Brexit and the MFA - Ministry for Foreign Affairs
Brexit and the Ministry for Foreign Affairs31.01.2019
The Ministry for Foreign Affairs monitors Britain’s exit from the EU. Here you’ll find information on the impact of Brexit for citizens and businesses.
The United Kingdom was originally due to leave the European Union on 29 March 2019. On Friday 5 April, UK Prime Minister Theresa May decided to ask the EU for a further extension. The leaders of the 27 EU Member States were ready to extend the due date until 31 October 2019. If the UK Parliament approves the Withdrawal Agreement, Brexit can enter into force earlier. In that case, Brexit would enter into force at the beginning of the month following the ratification of the Withdrawal Agreement. During the extension period, the UK will remain a Member State with their usual rights and responsibilities. This means, for example, that the UK must hold the elections to the European Parliament; otherwise the withdrawal will take place as soon as on 1 June 2019.

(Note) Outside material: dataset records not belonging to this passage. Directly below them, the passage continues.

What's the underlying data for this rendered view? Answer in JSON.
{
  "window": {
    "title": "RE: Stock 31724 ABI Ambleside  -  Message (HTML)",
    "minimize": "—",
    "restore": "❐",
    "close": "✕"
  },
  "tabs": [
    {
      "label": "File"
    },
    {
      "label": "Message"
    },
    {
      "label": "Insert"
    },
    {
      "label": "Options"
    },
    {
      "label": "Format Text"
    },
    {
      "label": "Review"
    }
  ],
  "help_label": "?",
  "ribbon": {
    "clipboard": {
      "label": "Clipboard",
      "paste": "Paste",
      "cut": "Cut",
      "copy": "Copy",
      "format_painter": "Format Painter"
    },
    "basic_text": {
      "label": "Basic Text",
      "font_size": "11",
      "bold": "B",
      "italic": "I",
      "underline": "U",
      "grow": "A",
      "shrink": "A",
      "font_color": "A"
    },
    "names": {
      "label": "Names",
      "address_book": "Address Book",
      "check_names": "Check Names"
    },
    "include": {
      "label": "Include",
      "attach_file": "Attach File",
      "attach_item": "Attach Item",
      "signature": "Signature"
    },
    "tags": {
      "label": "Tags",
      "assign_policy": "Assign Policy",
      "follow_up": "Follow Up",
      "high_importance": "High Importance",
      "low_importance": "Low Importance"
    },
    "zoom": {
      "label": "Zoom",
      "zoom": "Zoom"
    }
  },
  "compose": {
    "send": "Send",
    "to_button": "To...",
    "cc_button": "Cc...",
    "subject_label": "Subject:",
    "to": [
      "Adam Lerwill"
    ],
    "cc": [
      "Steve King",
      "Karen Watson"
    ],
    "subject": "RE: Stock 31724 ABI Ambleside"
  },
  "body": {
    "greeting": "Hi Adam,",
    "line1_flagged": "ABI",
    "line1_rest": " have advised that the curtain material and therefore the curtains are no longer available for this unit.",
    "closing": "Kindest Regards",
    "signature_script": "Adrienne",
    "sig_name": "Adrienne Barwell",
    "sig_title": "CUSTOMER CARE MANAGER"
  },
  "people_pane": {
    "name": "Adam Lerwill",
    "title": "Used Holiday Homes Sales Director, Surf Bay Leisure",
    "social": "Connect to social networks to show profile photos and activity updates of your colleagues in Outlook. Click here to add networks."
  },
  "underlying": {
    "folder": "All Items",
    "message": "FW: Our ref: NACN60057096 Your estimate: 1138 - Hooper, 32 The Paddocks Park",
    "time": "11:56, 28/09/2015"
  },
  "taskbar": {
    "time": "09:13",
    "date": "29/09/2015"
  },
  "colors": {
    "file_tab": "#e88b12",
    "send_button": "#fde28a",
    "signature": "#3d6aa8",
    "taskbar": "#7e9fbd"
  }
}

The UK withdrawal agreement, which would allow an orderly withdrawal from the EU, is complete. However, both the UK Parliament and the European Parliament must ratify the agreement before it can enter into force.
The primary objective of both the EU and the UK is for the UK to withdraw from the EU in an organised manner. So far, the lower house of the UK Parliament has not yet ratified the withdrawal agreement. This does not yet mean that the UK will withdraw from the EU without an agreement.
However, because we cannot be certain that the UK will reach an EU withdrawal agreement, we must also be prepared for the possibility of withdrawal without an agreement.
Withdrawal without an agreement would mean several changes to the position of UK citizens and UK-based businesses in the EU.
Preparation for withdrawal without an agreement is a shared task of EU-level and national-level authorities, including those of Finland, as well as companies and citizens. More information about preparedness measures is available on the websites of the Prime Minister’s Office and the European Commission, for instance.
Each Ministry is responsible for dealing with the aspects of Brexit that affect its administrative branch. Responsibility for the overall coordination of the process lies with the Prime Minister’s Office, whose website provides comprehensive information about Brexit organised by topic.
The administrative branch of the Ministry for Foreign Affairs includes trade policy, foreign and security policy and development policy, as well as matters concerning consular services. Matters concerning UK citizens and imports and exports to and from the UK are largely the responsibility of authorities other than the Ministry for Foreign Affairs. For example, matters related to travel documents are the responsibility of the police, customs and declaration issues are handled by Customs, requirements related to goods trade are handled by the Ministry of Economic Affairs and Employment and the transfer of personal data is the responsibility of the Ombudsman for Data Protection.